(What you should do)
Exact repetition, pictures omitted: give every record below again.

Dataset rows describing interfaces
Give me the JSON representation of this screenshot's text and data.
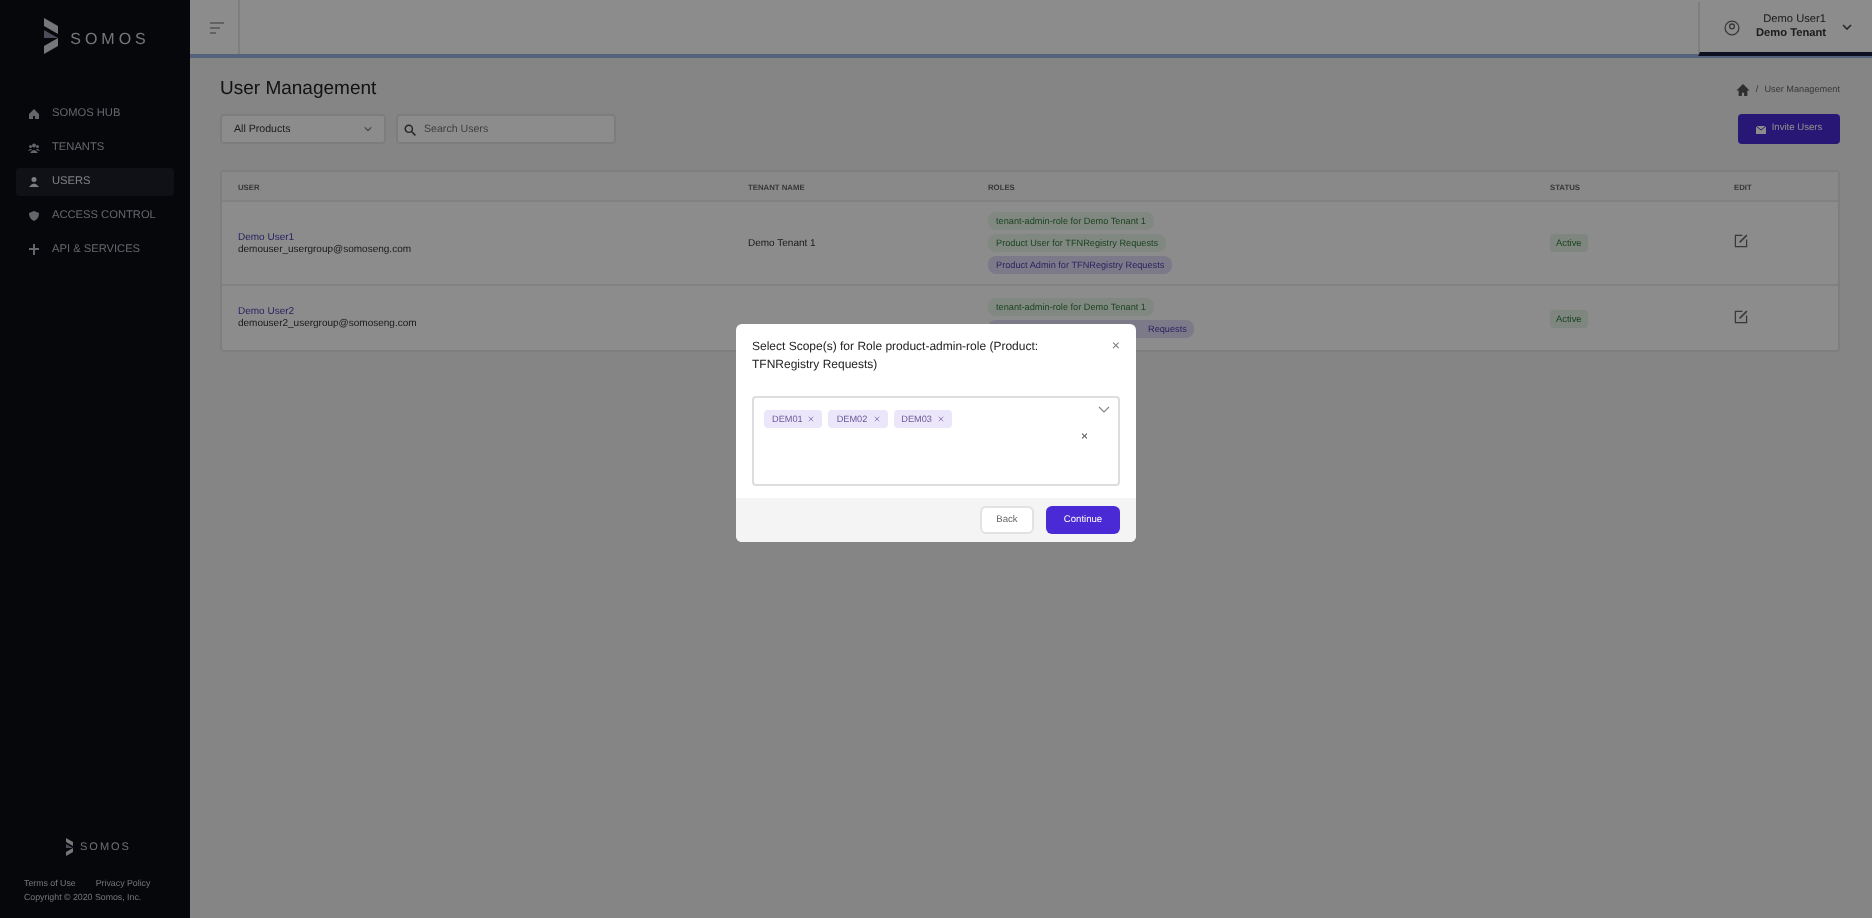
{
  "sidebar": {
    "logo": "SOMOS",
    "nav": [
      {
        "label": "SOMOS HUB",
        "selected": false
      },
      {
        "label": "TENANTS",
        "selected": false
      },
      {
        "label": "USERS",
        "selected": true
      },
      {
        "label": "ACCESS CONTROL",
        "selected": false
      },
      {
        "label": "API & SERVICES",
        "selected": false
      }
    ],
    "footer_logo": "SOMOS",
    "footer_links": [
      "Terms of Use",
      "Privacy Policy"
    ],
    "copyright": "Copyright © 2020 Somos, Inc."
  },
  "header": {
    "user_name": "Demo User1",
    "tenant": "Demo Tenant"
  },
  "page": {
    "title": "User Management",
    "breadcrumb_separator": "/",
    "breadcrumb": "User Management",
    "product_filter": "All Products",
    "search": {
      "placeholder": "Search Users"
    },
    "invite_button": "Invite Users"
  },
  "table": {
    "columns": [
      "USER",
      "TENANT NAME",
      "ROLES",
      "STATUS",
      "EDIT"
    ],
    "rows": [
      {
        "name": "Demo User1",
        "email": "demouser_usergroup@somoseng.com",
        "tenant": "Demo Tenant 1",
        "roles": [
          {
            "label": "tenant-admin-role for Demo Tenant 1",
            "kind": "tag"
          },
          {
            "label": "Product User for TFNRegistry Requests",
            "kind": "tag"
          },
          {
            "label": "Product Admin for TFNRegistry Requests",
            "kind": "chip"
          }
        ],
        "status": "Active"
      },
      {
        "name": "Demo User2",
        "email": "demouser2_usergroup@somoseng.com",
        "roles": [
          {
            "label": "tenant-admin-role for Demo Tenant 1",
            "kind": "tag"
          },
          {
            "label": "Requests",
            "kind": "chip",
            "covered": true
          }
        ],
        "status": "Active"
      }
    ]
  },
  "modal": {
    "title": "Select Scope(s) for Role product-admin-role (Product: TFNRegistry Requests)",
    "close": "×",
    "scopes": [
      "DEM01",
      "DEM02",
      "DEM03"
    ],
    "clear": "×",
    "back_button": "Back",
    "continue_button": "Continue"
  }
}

(Reply to the task)
Give me the JSON representation of this screenshot's text and data.
{
  "sidebar": {
    "logo": "SOMOS",
    "nav": [
      {
        "label": "SOMOS HUB",
        "selected": false
      },
      {
        "label": "TENANTS",
        "selected": false
      },
      {
        "label": "USERS",
        "selected": true
      },
      {
        "label": "ACCESS CONTROL",
        "selected": false
      },
      {
        "label": "API & SERVICES",
        "selected": false
      }
    ],
    "footer_logo": "SOMOS",
    "footer_links": [
      "Terms of Use",
      "Privacy Policy"
    ],
    "copyright": "Copyright © 2020 Somos, Inc."
  },
  "header": {
    "user_name": "Demo User1",
    "tenant": "Demo Tenant"
  },
  "page": {
    "title": "User Management",
    "breadcrumb_separator": "/",
    "breadcrumb": "User Management",
    "product_filter": "All Products",
    "search": {
      "placeholder": "Search Users"
    },
    "invite_button": "Invite Users"
  },
  "table": {
    "columns": [
      "USER",
      "TENANT NAME",
      "ROLES",
      "STATUS",
      "EDIT"
    ],
    "rows": [
      {
        "name": "Demo User1",
        "email": "demouser_usergroup@somoseng.com",
        "tenant": "Demo Tenant 1",
        "roles": [
          {
            "label": "tenant-admin-role for Demo Tenant 1",
            "kind": "tag"
          },
          {
            "label": "Product User for TFNRegistry Requests",
            "kind": "tag"
          },
          {
            "label": "Product Admin for TFNRegistry Requests",
            "kind": "chip"
          }
        ],
        "status": "Active"
      },
      {
        "name": "Demo User2",
        "email": "demouser2_usergroup@somoseng.com",
        "roles": [
          {
            "label": "tenant-admin-role for Demo Tenant 1",
            "kind": "tag"
          },
          {
            "label": "Requests",
            "kind": "chip",
            "covered": true
          }
        ],
        "status": "Active"
      }
    ]
  },
  "modal": {
    "title": "Select Scope(s) for Role product-admin-role (Product: TFNRegistry Requests)",
    "close": "×",
    "scopes": [
      "DEM01",
      "DEM02",
      "DEM03"
    ],
    "clear": "×",
    "back_button": "Back",
    "continue_button": "Continue"
  }
}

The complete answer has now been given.